My mind raced at the speed of a supersonic jet as I struggled to come up with an excuse for not replying to his message. After a few seconds of awkward silence, I decided that I owed it to myself to tell him the truth:

“To be honest, I’m having a really difficult time. I’ve been working out all day, and I’m starting to obsess about my appearance in an unhealthy way. What do you think I should do?”

I was afraid my friend would judge me for my insanity. Instead, he offered some priceless words of encouragement and advice.

“I’ve been there before. It took a long time before I realized that no one else was judging me as harshly as I was. We all have a tendency to be our own harshest critics, but I’ve found that getting back to the basics helps me get out of my own head. Why don’t you take a break from your workout and come to the online sobriety fellowship meeting? Exercise is great, but you need to take care of your emotional fitness first.”
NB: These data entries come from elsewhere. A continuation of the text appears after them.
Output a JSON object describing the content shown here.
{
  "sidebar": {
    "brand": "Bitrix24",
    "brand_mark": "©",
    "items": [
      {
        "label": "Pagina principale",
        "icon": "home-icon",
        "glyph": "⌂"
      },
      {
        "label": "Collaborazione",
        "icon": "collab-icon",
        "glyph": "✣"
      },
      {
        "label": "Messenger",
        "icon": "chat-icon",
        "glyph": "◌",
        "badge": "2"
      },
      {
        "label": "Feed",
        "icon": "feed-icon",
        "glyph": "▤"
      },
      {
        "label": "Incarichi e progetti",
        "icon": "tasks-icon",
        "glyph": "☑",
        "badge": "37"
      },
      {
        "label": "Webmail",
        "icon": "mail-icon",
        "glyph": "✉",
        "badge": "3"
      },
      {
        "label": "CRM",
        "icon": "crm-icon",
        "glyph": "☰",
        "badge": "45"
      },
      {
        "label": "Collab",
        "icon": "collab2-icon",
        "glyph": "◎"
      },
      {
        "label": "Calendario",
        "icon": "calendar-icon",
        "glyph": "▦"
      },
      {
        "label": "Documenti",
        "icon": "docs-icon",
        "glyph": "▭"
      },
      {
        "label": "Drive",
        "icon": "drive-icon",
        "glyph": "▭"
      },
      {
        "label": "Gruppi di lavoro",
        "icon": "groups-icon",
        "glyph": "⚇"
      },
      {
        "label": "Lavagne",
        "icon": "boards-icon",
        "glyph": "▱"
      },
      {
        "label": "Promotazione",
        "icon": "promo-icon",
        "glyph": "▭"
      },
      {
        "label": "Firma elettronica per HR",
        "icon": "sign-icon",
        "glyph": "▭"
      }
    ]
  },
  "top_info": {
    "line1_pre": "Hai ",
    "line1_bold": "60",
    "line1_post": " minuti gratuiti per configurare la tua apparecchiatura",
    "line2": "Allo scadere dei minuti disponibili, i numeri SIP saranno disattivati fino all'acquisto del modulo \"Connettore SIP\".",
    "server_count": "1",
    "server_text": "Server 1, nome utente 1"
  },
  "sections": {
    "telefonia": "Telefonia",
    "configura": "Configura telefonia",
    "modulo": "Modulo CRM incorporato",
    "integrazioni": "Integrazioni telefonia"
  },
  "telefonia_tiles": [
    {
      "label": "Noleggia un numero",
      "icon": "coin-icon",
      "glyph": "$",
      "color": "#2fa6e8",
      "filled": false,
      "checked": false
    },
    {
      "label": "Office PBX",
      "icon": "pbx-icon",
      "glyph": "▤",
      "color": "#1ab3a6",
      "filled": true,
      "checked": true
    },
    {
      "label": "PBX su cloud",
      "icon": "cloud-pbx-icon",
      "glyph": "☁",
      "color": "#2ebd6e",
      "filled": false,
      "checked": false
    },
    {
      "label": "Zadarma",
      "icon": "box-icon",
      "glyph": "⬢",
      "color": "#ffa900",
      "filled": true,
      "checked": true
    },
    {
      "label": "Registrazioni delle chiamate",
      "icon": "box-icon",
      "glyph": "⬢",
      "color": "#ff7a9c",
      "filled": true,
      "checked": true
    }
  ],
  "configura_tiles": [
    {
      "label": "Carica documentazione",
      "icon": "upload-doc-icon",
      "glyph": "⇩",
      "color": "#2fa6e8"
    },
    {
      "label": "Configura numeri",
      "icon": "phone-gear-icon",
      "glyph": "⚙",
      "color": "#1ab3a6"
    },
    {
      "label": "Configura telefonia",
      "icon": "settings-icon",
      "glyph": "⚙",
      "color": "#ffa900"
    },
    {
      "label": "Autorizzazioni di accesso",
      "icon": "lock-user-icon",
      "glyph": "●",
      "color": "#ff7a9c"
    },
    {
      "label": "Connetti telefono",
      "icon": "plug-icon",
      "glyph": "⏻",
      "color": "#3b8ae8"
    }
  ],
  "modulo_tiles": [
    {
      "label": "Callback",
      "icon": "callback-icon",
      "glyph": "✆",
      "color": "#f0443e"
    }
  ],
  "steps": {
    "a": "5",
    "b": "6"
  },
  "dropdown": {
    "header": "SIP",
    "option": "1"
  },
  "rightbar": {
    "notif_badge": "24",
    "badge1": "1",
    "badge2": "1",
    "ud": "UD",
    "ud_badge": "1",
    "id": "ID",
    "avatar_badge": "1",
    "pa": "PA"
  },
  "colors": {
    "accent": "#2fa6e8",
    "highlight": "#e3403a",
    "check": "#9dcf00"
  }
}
After promising to show up for the meeting, I hung up the call and went back to the bathroom to wash my face. As I stood in front of the mirror, I made a conscious effort not to judge myself on what I saw in my reflection. By drawing upon the strength of my sobriety community, I was able to detach from my self-centered fear and take the first step toward developing a healthier way of thinking. Recovery had given me a feeling of fulfillment that was better than any workout — and I was grateful that my friend had helped me remove the metaphorical weight of the world from my shoulders.

Always remember:

Keep moving forward.
Run towards the truth.
Don’t quit before the miracle happens.

Benjamin Lerner is a recovering addict, composer, writer, musician and radio host. He has been sober since June 13, 2016. In his weekly column "Clean," originally published in Vermont News Guide, he shares his personal journey and lessons learned from his life in recovery. Columns published before July 12, 2020, can be found here. Newer installments are available on sevendaysvt.com.